Using data from observations and interviews with 84 teachers at eight Chicago public elementary schools, this article examines how, through a process of social construction, forms of capital are a basis for instructional leadership. The authors argue that teachers construct influential others as leaders on the basis of valued forms of human, cultural, social, and economic capital. Moreover, the construction of leadership for instruction is often situated in various types of interactions (e.g., subject area) and varies by the leaders' position. Although the teachers in the study constructed school administrators as leaders largely on the basis of cultural capital, they constructed other teachers as leaders on the basis of human and social capital as well as cultural capital.
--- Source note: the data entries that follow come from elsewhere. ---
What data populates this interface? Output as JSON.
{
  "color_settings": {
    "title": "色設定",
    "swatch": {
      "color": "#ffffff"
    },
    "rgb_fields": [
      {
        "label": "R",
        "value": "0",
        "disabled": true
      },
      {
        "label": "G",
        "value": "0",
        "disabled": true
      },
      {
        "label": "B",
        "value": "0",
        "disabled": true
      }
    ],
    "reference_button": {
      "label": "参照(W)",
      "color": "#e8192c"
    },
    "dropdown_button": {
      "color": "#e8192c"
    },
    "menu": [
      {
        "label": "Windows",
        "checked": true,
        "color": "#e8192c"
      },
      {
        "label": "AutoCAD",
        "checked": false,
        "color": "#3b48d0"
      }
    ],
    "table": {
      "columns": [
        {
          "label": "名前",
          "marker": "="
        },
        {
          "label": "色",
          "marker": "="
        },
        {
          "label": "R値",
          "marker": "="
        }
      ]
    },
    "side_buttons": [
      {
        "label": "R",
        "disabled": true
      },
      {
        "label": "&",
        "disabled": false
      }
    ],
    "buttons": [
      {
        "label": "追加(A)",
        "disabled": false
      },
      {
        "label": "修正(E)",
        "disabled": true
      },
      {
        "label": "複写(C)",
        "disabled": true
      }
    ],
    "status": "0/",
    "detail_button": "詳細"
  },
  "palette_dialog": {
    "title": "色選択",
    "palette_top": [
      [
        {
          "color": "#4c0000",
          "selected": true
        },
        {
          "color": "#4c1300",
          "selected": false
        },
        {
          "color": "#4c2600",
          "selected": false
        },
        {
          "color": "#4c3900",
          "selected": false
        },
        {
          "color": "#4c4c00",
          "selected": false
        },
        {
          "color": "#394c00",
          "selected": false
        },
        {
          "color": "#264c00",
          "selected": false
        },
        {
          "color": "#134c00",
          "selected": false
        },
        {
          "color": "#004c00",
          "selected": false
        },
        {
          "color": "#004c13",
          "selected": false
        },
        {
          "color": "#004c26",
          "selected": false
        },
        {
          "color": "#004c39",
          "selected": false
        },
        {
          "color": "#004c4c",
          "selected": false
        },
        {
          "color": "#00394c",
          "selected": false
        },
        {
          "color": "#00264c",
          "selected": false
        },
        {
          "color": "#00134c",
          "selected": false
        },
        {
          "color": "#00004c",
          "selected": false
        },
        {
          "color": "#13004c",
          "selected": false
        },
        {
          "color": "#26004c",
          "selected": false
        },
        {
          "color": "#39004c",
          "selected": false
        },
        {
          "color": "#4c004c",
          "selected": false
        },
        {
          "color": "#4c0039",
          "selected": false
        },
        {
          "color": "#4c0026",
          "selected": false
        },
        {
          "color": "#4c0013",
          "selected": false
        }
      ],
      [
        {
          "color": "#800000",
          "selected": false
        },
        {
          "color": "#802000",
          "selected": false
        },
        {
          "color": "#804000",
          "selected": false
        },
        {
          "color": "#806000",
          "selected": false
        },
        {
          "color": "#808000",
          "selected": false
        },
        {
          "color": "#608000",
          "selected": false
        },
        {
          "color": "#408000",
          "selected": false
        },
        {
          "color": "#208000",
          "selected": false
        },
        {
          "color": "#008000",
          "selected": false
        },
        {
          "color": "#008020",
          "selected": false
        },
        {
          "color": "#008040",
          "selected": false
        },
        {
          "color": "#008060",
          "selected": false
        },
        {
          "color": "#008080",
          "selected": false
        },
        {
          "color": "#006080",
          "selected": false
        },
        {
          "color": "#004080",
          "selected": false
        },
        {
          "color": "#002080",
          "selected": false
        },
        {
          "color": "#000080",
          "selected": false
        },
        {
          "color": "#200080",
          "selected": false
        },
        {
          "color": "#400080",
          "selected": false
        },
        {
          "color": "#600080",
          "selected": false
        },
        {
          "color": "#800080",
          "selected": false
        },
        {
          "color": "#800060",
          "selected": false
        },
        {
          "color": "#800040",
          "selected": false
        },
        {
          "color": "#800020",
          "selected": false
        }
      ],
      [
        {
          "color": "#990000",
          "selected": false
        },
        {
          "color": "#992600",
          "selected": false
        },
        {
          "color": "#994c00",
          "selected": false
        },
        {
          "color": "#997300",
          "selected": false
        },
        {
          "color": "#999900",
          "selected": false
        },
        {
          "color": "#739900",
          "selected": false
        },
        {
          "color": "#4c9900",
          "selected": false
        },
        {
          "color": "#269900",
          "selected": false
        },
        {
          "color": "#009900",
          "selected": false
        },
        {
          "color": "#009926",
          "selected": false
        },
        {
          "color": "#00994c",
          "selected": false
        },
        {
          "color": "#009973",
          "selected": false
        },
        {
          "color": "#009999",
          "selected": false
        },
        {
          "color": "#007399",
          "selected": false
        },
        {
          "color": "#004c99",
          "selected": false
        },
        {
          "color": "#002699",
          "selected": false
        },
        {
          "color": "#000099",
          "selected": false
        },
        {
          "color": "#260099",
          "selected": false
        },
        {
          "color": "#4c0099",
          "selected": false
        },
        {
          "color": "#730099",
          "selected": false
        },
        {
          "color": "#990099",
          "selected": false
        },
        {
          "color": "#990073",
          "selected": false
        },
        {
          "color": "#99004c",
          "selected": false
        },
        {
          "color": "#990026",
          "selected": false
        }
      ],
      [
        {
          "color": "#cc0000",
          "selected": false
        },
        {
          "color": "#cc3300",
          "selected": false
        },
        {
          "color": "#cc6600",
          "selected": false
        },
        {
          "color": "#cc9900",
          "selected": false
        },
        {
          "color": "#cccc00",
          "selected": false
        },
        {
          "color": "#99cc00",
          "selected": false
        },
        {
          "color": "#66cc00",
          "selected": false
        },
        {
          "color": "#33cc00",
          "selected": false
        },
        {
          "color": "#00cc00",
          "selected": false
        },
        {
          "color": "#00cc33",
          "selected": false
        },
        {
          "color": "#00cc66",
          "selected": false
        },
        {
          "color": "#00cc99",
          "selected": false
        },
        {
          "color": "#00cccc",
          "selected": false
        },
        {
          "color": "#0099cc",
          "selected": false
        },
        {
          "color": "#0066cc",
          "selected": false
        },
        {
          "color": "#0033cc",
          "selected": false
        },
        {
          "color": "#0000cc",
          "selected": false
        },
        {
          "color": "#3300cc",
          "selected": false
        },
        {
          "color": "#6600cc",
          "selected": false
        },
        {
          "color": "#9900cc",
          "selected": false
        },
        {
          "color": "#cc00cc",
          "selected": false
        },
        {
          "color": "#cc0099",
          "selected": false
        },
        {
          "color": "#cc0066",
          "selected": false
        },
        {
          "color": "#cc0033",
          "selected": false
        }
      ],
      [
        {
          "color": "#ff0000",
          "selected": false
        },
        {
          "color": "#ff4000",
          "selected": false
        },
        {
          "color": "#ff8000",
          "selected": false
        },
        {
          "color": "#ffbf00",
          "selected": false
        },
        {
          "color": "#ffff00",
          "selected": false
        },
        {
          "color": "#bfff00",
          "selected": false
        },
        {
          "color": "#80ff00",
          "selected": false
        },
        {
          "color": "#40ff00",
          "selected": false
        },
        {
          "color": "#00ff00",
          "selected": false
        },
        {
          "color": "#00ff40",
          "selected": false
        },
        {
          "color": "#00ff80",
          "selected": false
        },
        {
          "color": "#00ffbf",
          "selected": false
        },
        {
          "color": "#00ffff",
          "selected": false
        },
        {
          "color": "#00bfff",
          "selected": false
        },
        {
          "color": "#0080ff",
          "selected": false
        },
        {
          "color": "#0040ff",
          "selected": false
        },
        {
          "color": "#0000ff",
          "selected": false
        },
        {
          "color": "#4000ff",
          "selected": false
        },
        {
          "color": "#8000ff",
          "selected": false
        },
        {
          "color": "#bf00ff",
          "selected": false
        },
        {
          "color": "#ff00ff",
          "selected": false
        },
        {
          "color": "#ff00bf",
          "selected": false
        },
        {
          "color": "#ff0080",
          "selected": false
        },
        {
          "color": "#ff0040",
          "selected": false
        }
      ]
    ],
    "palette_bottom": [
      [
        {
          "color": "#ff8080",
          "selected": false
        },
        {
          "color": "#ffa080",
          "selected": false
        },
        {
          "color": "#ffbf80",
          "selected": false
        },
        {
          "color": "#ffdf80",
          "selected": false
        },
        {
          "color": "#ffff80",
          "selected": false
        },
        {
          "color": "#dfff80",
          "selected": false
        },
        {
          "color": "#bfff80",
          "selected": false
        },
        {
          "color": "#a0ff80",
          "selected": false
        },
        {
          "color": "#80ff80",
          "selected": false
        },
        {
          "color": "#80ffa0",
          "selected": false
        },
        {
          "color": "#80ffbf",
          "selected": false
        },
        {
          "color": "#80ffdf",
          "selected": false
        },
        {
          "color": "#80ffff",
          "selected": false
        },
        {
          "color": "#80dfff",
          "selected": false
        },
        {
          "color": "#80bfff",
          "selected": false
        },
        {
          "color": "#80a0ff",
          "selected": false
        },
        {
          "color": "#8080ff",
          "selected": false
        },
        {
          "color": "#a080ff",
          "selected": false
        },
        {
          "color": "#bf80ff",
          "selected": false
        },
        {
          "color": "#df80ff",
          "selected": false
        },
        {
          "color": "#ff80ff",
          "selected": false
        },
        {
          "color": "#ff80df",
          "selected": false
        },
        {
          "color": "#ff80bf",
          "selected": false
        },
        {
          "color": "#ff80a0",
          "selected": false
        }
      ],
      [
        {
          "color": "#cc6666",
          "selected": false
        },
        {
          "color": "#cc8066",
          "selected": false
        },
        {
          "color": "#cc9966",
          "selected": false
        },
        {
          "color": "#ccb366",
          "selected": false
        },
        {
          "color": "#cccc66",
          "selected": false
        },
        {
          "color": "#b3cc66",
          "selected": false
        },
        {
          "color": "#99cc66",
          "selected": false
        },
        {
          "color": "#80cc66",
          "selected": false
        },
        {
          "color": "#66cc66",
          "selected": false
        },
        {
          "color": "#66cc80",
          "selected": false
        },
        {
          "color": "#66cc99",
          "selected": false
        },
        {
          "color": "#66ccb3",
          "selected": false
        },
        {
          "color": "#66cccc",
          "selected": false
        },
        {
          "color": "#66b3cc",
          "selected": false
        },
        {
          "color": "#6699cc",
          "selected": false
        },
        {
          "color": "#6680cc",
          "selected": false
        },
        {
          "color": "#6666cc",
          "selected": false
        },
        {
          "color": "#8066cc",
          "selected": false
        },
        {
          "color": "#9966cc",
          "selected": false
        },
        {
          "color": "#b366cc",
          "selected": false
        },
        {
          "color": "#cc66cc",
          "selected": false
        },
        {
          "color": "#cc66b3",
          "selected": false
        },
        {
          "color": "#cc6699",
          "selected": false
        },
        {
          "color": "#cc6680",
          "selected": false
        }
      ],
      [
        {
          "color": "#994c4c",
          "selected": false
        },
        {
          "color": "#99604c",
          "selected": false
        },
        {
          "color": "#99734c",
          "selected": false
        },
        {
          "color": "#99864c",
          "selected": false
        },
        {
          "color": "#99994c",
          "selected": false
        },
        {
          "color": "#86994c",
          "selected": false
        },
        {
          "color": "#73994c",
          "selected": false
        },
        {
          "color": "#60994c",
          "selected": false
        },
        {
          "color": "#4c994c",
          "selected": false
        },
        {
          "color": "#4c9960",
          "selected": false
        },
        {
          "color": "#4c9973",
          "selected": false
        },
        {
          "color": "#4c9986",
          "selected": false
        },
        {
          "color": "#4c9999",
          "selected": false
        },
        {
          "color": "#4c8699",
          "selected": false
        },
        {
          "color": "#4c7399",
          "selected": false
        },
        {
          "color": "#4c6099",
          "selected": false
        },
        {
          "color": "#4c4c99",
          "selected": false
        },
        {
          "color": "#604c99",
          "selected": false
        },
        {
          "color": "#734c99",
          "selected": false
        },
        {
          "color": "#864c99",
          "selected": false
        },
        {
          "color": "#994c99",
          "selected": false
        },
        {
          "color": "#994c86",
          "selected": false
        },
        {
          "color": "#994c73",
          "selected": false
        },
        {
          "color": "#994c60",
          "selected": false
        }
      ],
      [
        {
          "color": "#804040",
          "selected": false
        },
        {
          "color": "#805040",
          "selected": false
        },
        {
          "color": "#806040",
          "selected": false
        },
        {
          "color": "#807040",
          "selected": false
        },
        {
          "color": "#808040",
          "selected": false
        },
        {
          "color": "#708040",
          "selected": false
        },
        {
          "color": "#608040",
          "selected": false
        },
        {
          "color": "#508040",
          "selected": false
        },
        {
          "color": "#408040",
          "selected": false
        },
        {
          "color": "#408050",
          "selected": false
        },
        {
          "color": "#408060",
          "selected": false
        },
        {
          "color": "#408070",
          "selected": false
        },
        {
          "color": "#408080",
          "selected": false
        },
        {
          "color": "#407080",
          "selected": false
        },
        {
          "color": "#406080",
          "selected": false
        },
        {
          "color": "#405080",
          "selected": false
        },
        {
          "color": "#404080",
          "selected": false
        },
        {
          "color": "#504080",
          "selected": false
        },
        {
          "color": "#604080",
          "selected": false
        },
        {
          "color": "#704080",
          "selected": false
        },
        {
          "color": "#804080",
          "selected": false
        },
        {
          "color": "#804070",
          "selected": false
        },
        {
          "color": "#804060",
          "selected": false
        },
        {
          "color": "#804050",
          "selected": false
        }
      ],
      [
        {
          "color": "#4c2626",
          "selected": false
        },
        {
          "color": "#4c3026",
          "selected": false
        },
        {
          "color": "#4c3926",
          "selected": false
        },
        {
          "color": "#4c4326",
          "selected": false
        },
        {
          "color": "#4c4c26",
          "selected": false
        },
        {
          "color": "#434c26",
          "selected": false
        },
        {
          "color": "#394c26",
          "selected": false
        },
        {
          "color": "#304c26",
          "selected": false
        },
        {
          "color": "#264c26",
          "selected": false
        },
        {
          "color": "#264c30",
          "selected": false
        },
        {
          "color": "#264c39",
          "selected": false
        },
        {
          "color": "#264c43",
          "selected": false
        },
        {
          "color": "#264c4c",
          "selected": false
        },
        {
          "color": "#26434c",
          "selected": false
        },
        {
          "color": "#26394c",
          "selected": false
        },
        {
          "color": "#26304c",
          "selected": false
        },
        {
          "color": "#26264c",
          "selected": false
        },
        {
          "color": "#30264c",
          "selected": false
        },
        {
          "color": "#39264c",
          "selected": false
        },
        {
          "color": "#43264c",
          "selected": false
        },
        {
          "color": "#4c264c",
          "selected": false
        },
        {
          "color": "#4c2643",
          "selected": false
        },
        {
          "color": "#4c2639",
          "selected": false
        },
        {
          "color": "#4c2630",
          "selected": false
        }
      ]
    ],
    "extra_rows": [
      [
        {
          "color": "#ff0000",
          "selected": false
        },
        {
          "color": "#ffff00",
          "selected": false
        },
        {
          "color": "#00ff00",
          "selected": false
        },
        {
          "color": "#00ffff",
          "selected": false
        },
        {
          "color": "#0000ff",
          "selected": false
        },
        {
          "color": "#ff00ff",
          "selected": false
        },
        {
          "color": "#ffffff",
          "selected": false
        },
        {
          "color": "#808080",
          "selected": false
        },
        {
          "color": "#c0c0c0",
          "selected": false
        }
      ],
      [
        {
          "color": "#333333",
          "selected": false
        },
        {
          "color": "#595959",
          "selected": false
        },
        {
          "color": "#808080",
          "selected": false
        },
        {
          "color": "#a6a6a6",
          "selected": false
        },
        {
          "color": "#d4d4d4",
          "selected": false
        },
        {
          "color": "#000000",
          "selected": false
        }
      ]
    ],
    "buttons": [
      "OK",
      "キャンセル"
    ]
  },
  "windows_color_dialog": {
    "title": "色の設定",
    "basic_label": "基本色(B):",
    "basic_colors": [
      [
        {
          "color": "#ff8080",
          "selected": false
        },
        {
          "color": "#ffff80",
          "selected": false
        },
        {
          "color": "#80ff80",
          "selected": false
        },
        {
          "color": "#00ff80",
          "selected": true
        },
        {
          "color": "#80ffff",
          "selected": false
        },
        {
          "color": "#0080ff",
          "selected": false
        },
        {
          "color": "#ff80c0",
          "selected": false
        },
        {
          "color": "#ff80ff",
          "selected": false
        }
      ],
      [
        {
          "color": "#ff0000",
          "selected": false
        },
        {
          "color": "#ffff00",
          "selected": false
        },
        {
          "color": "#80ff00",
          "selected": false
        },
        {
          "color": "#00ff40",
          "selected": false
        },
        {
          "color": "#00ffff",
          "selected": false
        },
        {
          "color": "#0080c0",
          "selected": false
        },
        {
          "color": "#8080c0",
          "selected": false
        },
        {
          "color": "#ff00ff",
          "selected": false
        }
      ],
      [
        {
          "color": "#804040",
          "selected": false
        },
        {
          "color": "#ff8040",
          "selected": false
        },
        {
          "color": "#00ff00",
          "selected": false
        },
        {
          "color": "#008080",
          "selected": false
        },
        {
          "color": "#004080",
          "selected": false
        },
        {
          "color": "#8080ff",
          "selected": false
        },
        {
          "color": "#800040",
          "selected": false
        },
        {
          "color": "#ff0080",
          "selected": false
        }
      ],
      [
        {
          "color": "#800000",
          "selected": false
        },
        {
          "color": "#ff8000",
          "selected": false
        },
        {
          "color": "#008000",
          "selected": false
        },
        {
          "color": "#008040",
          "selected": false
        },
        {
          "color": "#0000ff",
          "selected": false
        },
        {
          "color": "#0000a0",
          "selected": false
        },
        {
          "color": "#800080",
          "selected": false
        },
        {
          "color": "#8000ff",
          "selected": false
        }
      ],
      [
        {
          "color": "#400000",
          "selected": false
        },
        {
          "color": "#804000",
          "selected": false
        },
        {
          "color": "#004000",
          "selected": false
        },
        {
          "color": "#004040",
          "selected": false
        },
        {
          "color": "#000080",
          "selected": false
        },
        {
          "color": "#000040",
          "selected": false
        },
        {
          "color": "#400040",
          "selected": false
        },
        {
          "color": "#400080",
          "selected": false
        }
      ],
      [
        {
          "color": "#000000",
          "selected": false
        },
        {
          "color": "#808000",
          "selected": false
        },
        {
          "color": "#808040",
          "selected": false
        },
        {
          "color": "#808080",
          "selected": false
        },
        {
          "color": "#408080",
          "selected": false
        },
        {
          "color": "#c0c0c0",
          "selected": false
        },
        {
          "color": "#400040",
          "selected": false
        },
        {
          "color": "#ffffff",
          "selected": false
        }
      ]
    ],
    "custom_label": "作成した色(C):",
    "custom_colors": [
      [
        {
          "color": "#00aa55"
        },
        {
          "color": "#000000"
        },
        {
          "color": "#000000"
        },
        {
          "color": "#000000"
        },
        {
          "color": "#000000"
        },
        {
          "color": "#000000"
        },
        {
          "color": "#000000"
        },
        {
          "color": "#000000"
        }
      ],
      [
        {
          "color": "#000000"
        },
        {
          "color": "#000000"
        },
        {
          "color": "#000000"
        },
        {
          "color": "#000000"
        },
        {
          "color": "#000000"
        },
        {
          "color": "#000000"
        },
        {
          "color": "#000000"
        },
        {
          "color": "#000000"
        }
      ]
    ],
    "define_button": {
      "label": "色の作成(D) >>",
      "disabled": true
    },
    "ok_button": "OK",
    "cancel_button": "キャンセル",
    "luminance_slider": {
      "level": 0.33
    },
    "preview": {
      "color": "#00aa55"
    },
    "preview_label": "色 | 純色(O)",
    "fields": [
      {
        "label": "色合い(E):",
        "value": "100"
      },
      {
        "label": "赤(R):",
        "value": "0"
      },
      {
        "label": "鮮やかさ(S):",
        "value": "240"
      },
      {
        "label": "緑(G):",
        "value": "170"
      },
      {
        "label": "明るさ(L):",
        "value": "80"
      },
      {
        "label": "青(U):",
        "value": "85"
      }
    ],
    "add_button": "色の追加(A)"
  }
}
Understanding the role of different species of capital in the construction of leadership will help researchers specify mechanisms that support professional learning and change in schools.
ASJC Scopus subject areas
- Sociology and Political Science